You get a nice big image showing up with a curved graphic overlay which is designed for the front page only. I recommend you opt in for images that are at least 1920 pixels wide to ensure those with big monitors will get a great looking photo that has good quality sharpness. You will get an automatic setting for the height also set to 340px but you can drag the bottom of the cropping window area downward to increase the height if you want it to be bigger....
When you first install Celestial, the free version, you will find that you get a sample showcase banner showing on the front page. This is just used for display purposes, but you can disable it if you want to start using the WordPress custom header feature. Currently this sample banner is setup so that once you drag a widget into this Front Page Showcase sidebar position to use your own image, the sample one will automatically disappear.
However, if you want to use the WordPress custom Header option, this works slightly different and means you have one extra step to perform...
Now your demo banner will be gone and you can proceed to the WordPress Header settings, or if you prefer not to have any banner or header showing, simply move on to continue setting up your new website.
Celestial Lite offers list styles (bullet lists) to give you more than a simple dot. To see the Celestial Lite list styles in action, you can check out the live demo for this theme here:
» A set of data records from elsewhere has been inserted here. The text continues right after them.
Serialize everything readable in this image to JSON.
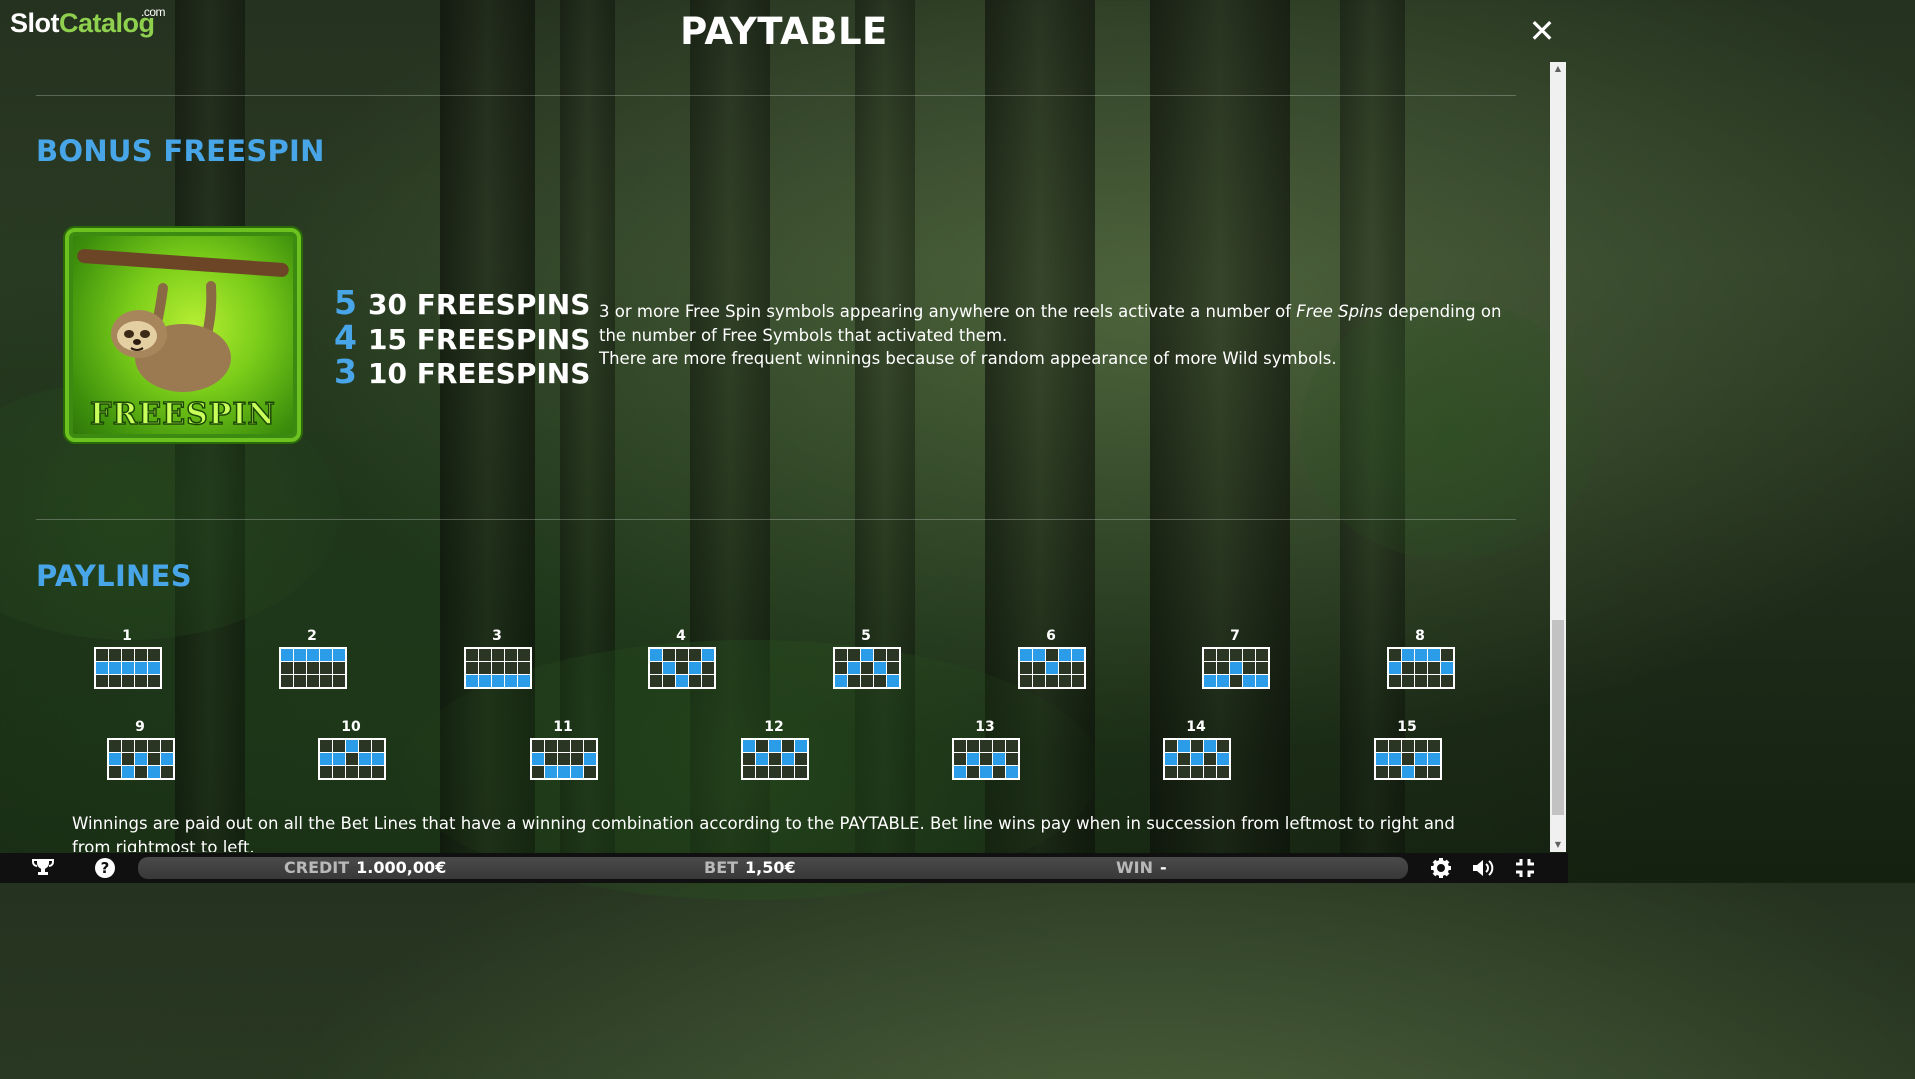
{
  "brand": {
    "slot": "Slot",
    "catalog": "Catalog",
    "com": ".com"
  },
  "header": {
    "title": "PAYTABLE",
    "close_icon": "close-icon"
  },
  "bonus": {
    "title": "BONUS FREESPIN",
    "symbol_label": "FREESPIN",
    "pays": [
      {
        "count": "5",
        "amount": "30 FREESPINS"
      },
      {
        "count": "4",
        "amount": "15 FREESPINS"
      },
      {
        "count": "3",
        "amount": "10 FREESPINS"
      }
    ],
    "desc_line1_a": "3 or more Free Spin symbols appearing anywhere on the reels activate a number of ",
    "desc_line1_em": "Free Spins",
    "desc_line1_b": " depending on the number of Free Symbols that activated them.",
    "desc_line2": "There are more frequent winnings because of random appearance of more Wild symbols."
  },
  "paylines": {
    "title": "PAYLINES",
    "items": [
      {
        "number": "1",
        "rows": [
          1,
          1,
          1,
          1,
          1
        ]
      },
      {
        "number": "2",
        "rows": [
          0,
          0,
          0,
          0,
          0
        ]
      },
      {
        "number": "3",
        "rows": [
          2,
          2,
          2,
          2,
          2
        ]
      },
      {
        "number": "4",
        "rows": [
          0,
          1,
          2,
          1,
          0
        ]
      },
      {
        "number": "5",
        "rows": [
          2,
          1,
          0,
          1,
          2
        ]
      },
      {
        "number": "6",
        "rows": [
          0,
          0,
          1,
          0,
          0
        ]
      },
      {
        "number": "7",
        "rows": [
          2,
          2,
          1,
          2,
          2
        ]
      },
      {
        "number": "8",
        "rows": [
          1,
          0,
          0,
          0,
          1
        ]
      },
      {
        "number": "9",
        "rows": [
          1,
          2,
          1,
          2,
          1
        ]
      },
      {
        "number": "10",
        "rows": [
          1,
          1,
          0,
          1,
          1
        ]
      },
      {
        "number": "11",
        "rows": [
          1,
          2,
          2,
          2,
          1
        ]
      },
      {
        "number": "12",
        "rows": [
          0,
          1,
          0,
          1,
          0
        ]
      },
      {
        "number": "13",
        "rows": [
          2,
          1,
          2,
          1,
          2
        ]
      },
      {
        "number": "14",
        "rows": [
          1,
          0,
          1,
          0,
          1
        ]
      },
      {
        "number": "15",
        "rows": [
          1,
          1,
          2,
          1,
          1
        ]
      }
    ],
    "footnote": "Winnings are paid out on all the Bet Lines that have a winning combination according to the PAYTABLE. Bet line wins pay when in succession from leftmost to right and from rightmost to left."
  },
  "bottom_bar": {
    "credit_label": "CREDIT",
    "credit_value": "1.000,00€",
    "bet_label": "BET",
    "bet_value": "1,50€",
    "win_label": "WIN",
    "win_value": "-",
    "icons": [
      "trophy-icon",
      "help-icon",
      "settings-icon",
      "sound-icon",
      "fullscreen-icon"
    ]
  },
  "colors": {
    "accent": "#48a6e8",
    "line_cell": "#2a9ce8",
    "brand_green": "#8fd14f"
  }
}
All you will need to do is apply a class to your <ol> when making lists, with the exception to the "Default" style which will just be a numbered list.
<ol> This is the default list, no class needed.
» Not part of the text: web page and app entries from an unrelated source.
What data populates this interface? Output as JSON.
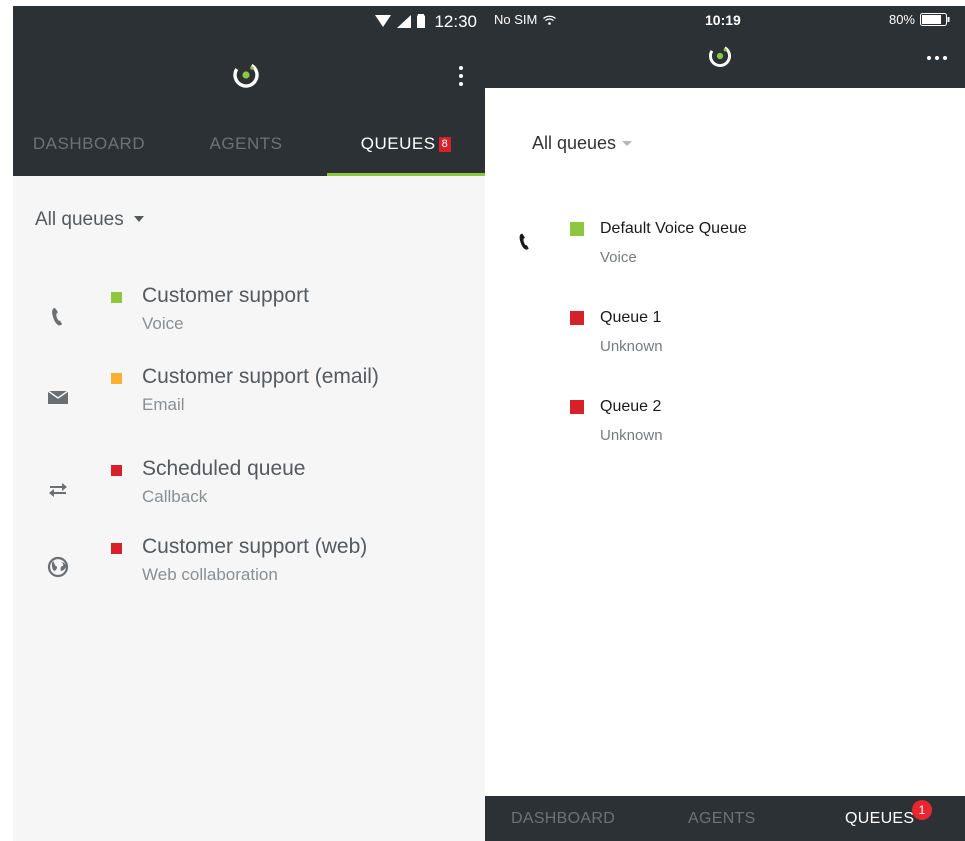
{
  "colors": {
    "header_bg": "#2c3135",
    "status_green": "#8dc63f",
    "status_yellow": "#fbb034",
    "status_red": "#d6202a",
    "tab_active_underline": "#8dc63f"
  },
  "android": {
    "status_bar": {
      "time": "12:30",
      "icons": [
        "wifi-icon",
        "signal-icon",
        "battery-icon"
      ]
    },
    "app_bar": {
      "logo_icon": "app-logo-icon",
      "menu_icon": "overflow-menu-icon"
    },
    "tabs": [
      {
        "label": "DASHBOARD"
      },
      {
        "label": "AGENTS"
      },
      {
        "label": "QUEUES",
        "badge": "8",
        "active": true
      }
    ],
    "filter": {
      "label": "All queues"
    },
    "queues": [
      {
        "name": "Customer support",
        "type": "Voice",
        "status": "green",
        "icon": "phone-icon"
      },
      {
        "name": "Customer support (email)",
        "type": "Email",
        "status": "yellow",
        "icon": "envelope-icon"
      },
      {
        "name": "Scheduled queue",
        "type": "Callback",
        "status": "red",
        "icon": "callback-arrows-icon"
      },
      {
        "name": "Customer support (web)",
        "type": "Web collaboration",
        "status": "red",
        "icon": "globe-icon"
      }
    ]
  },
  "ios": {
    "status_bar": {
      "carrier": "No SIM",
      "time": "10:19",
      "battery": "80%"
    },
    "app_bar": {
      "logo_icon": "app-logo-icon",
      "menu_icon": "more-dots-icon"
    },
    "filter": {
      "label": "All queues"
    },
    "queues": [
      {
        "name": "Default Voice Queue",
        "type": "Voice",
        "status": "green",
        "icon": "phone-icon"
      },
      {
        "name": "Queue 1",
        "type": "Unknown",
        "status": "red"
      },
      {
        "name": "Queue 2",
        "type": "Unknown",
        "status": "red"
      }
    ],
    "tabs": [
      {
        "label": "DASHBOARD"
      },
      {
        "label": "AGENTS"
      },
      {
        "label": "QUEUES",
        "badge": "1",
        "active": true
      }
    ]
  }
}
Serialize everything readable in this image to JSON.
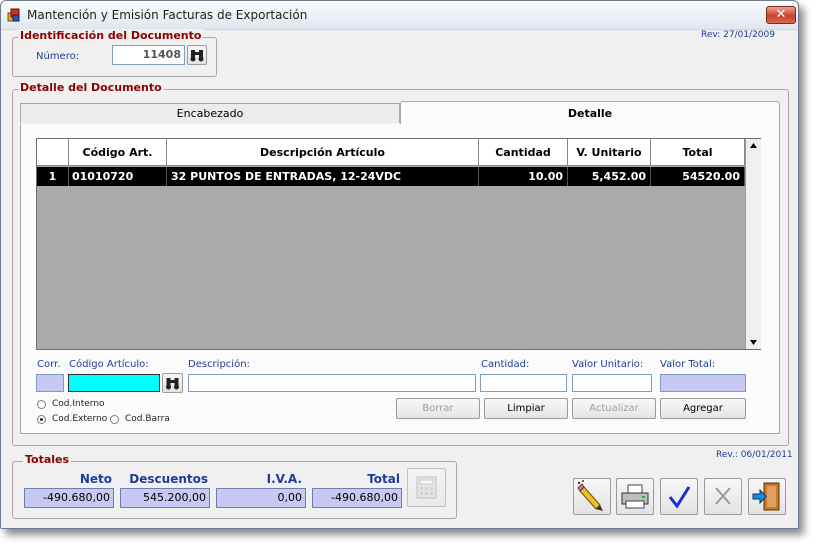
{
  "window": {
    "title": "Mantención y Emisión Facturas de Exportación",
    "close_label": "✕"
  },
  "revision_top": "Rev: 27/01/2009",
  "revision_bottom": "Rev.: 06/01/2011",
  "identificacion": {
    "legend": "Identificación del Documento",
    "numero_label": "Número:",
    "numero_value": "11408"
  },
  "detalle": {
    "legend": "Detalle del Documento",
    "tabs": [
      {
        "label": "Encabezado",
        "active": false
      },
      {
        "label": "Detalle",
        "active": true
      }
    ],
    "table": {
      "columns": [
        "",
        "Código Art.",
        "Descripción Artículo",
        "Cantidad",
        "V. Unitario",
        "Total"
      ],
      "rows": [
        {
          "corr": "1",
          "codigo": "01010720",
          "descripcion": "32 PUNTOS DE ENTRADAS, 12-24VDC",
          "cantidad": "10.00",
          "unitario": "5,452.00",
          "total": "54520.00"
        }
      ]
    },
    "form": {
      "corr_label": "Corr.",
      "codigo_label": "Código Artículo:",
      "descripcion_label": "Descripción:",
      "cantidad_label": "Cantidad:",
      "unitario_label": "Valor Unitario:",
      "total_label": "Valor Total:",
      "radios": [
        {
          "label": "Cod.Interno",
          "checked": false
        },
        {
          "label": "Cod.Externo",
          "checked": true
        },
        {
          "label": "Cod.Barra",
          "checked": false
        }
      ],
      "buttons": {
        "borrar": "Borrar",
        "limpiar": "Limpiar",
        "actualizar": "Actualizar",
        "agregar": "Agregar"
      }
    }
  },
  "totales": {
    "legend": "Totales",
    "neto_label": "Neto",
    "neto_value": "-490.680,00",
    "descuentos_label": "Descuentos",
    "descuentos_value": "545.200,00",
    "iva_label": "I.V.A.",
    "iva_value": "0,00",
    "total_label": "Total",
    "total_value": "-490.680,00"
  },
  "colors": {
    "accent_label": "#1f3c9a",
    "legend_red": "#8b0000",
    "codigo_input": "#00ffff",
    "readonly_field": "#c8c8f4"
  }
}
<ol class="decimal-leading-zero"> This will give you a numbered list starting with zero (0) until it reached 10 or more.
<ol class="upper-alpha"> This will give you a list with Alphabetical letters in uppercase.
<ol class="lower-alpha"> This will give you a list with Alphabetical letters in lowercase.
This is also done by adding a class to your <ul> when making lists, with the exception to the "Default" style which will be dots.
<ul> This will be your default list style, no class needed.
<ul class="square"> This will give you a list style of small blocks (squares).
These are list styles that are unordered and uses an image (actually an image sprite) to achieve the various lists that you seen on the live demo site.
<ul class="list-arrow1"> This will give you the arrow style 1
<ul class="list-arrow2"> This will give you the arrow style 1
<ul class="list-arrow3"> This will give you the arrow style 1
<ul class="list-arrow4"> This will give you the arrow style 1
<ul class="list-circles"> This will give you the arrow style 1
<ul class="list-starburst"> This will give you the arrow style 1
<ul class="list-checkmark"> This will give you the arrow style 1
You will be adding one additional class to your <ul> lists like this example for the "list arrow 1 with the yellow colour" style:
<ul class="list-arrow1 list-yellow">
In addition to the default colour, your other available colours are: